If you sow now at 28c, you should see germination in 10 - 14 days. It'll be a bit longer if you sow at the lower temp. Pot the seedlings on slowly to begin with. First size pot for individual plants with two sets of true leaves would be a 7cm x 7cm x 8cm for me. Then into a one litre pot around late March, where they would stay until planting out in the ground inside polytunnels during the second week of May. If growing in pots in a glasshouse or on a patio, aim for a final pot size of ten litres, no smaller. I keep some stock plants in pots and these go from the one litre into a three litre in May and then into the ten litre in June.

I don't see any ripe fruit on nagas until early September, but further south it can be early/mid August. Good luck!

Bob the Planner

4,600 posts

152 months

[news] 
Friday 28th January 2011 quote quote all
I am using mine in chilli sauces with a thai chilli so its actually edible. Sowed in September and they are just reaching maturity with some decent weather this month. Interested to hear the germination temp as mine where raised at about 22C but got 50% yield from the seed. Spent all their life outdoors but watered through the dry periods.

Will be giving some to my workmates as they think they can eat anything. You can not tell an Aussie anything - especially if you are a Pom.

Paulbav

1,422 posts

118 months

[news] 
Friday 28th January 2011 quote quote all
Bob the Planner said:
I am using mine in chilli sauces with a thai chilli so its actually edible. Sowed in September and they are just reaching maturity with some decent weather this month. Interested to hear the germination temp as mine where raised at about 22C but got 50% yield from the seed. Spent all their life outdoors but watered through the dry periods.

Will be giving some to my workmates as they think they can eat anything. You can not tell an Aussie anything - especially if you are a Pom.
They will learnhehe

spikeyhead

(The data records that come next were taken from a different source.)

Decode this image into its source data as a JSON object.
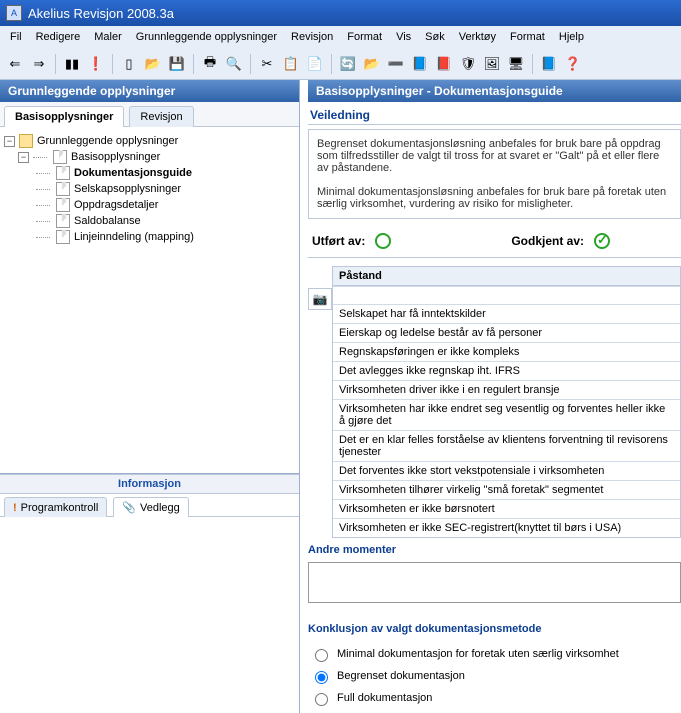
{
  "window": {
    "title": "Akelius Revisjon 2008.3a"
  },
  "menu": [
    "Fil",
    "Redigere",
    "Maler",
    "Grunnleggende opplysninger",
    "Revisjon",
    "Format",
    "Vis",
    "Søk",
    "Verktøy",
    "Format",
    "Hjelp"
  ],
  "toolbar_icons": [
    "⇐",
    "⇒",
    "▮▮",
    "❗",
    "▯",
    "📂",
    "💾",
    "🖶",
    "🔍",
    "✂",
    "📋",
    "📄",
    "🔄",
    "📂",
    "➖",
    "📘",
    "📕",
    "🛡",
    "🖼",
    "🖥",
    "📘",
    "❓"
  ],
  "left": {
    "panel_title": "Grunnleggende opplysninger",
    "tabs": [
      {
        "label": "Basisopplysninger",
        "active": true
      },
      {
        "label": "Revisjon",
        "active": false
      }
    ],
    "tree": {
      "root": "Grunnleggende opplysninger",
      "child": "Basisopplysninger",
      "items": [
        {
          "label": "Dokumentasjonsguide",
          "selected": true
        },
        {
          "label": "Selskapsopplysninger"
        },
        {
          "label": "Oppdragsdetaljer"
        },
        {
          "label": "Saldobalanse"
        },
        {
          "label": "Linjeinndeling (mapping)"
        }
      ]
    },
    "info_title": "Informasjon",
    "info_tabs": [
      {
        "label": "Programkontroll",
        "icon": "!",
        "active": false
      },
      {
        "label": "Vedlegg",
        "icon": "📎",
        "active": true
      }
    ]
  },
  "right": {
    "header": "Basisopplysninger - Dokumentasjonsguide",
    "veiledning_title": "Veiledning",
    "help_p1": "Begrenset dokumentasjonsløsning anbefales for bruk bare på oppdrag som tilfredsstiller de valgt til tross for at svaret er \"Galt\" på et eller flere av påstandene.",
    "help_p2": "Minimal dokumentasjonsløsning anbefales for bruk bare på foretak uten særlig virksomhet, vurdering av risiko for misligheter.",
    "utfort_label": "Utført av:",
    "godkjent_label": "Godkjent av:",
    "pastand_header": "Påstand",
    "pastand_rows": [
      "Selskapet har få inntektskilder",
      "Eierskap og ledelse består av få personer",
      "Regnskapsføringen er ikke kompleks",
      "Det avlegges ikke regnskap iht. IFRS",
      "Virksomheten driver ikke i en regulert bransje",
      "Virksomheten har ikke endret seg vesentlig og forventes heller ikke å gjøre det",
      "Det er en klar felles forståelse av klientens forventning til revisorens tjenester",
      "Det forventes ikke stort vekstpotensiale i virksomheten",
      "Virksomheten tilhører virkelig \"små foretak\" segmentet",
      "Virksomheten er ikke børsnotert",
      "Virksomheten er ikke SEC-registrert(knyttet til børs i USA)"
    ],
    "andre_title": "Andre momenter",
    "konklusjon_title": "Konklusjon av valgt dokumentasjonsmetode",
    "konklusjon_options": [
      {
        "label": "Minimal dokumentasjon for foretak uten særlig virksomhet",
        "value": "min",
        "checked": false
      },
      {
        "label": "Begrenset dokumentasjon",
        "value": "beg",
        "checked": true
      },
      {
        "label": "Full dokumentasjon",
        "value": "full",
        "checked": false
      }
    ]
  }
}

8,579 posts

80 months

[news] 
Saturday 29th January 2011 quote quote all
Bob the Planner said:
I am using mine in chilli sauces with a thai chilli so its actually edible. Sowed in September and they are just reaching maturity with some decent weather this month. Interested to hear the germination temp as mine where raised at about 22C but got 50% yield from the seed. Spent all their life outdoors but watered through the dry periods.

Will be giving some to my workmates as they think they can eat anything. You can not tell an Aussie anything - especially if you are a Pom.
Please, put the results on youtube so we can all laugh.
Advertisement
Reply to Topic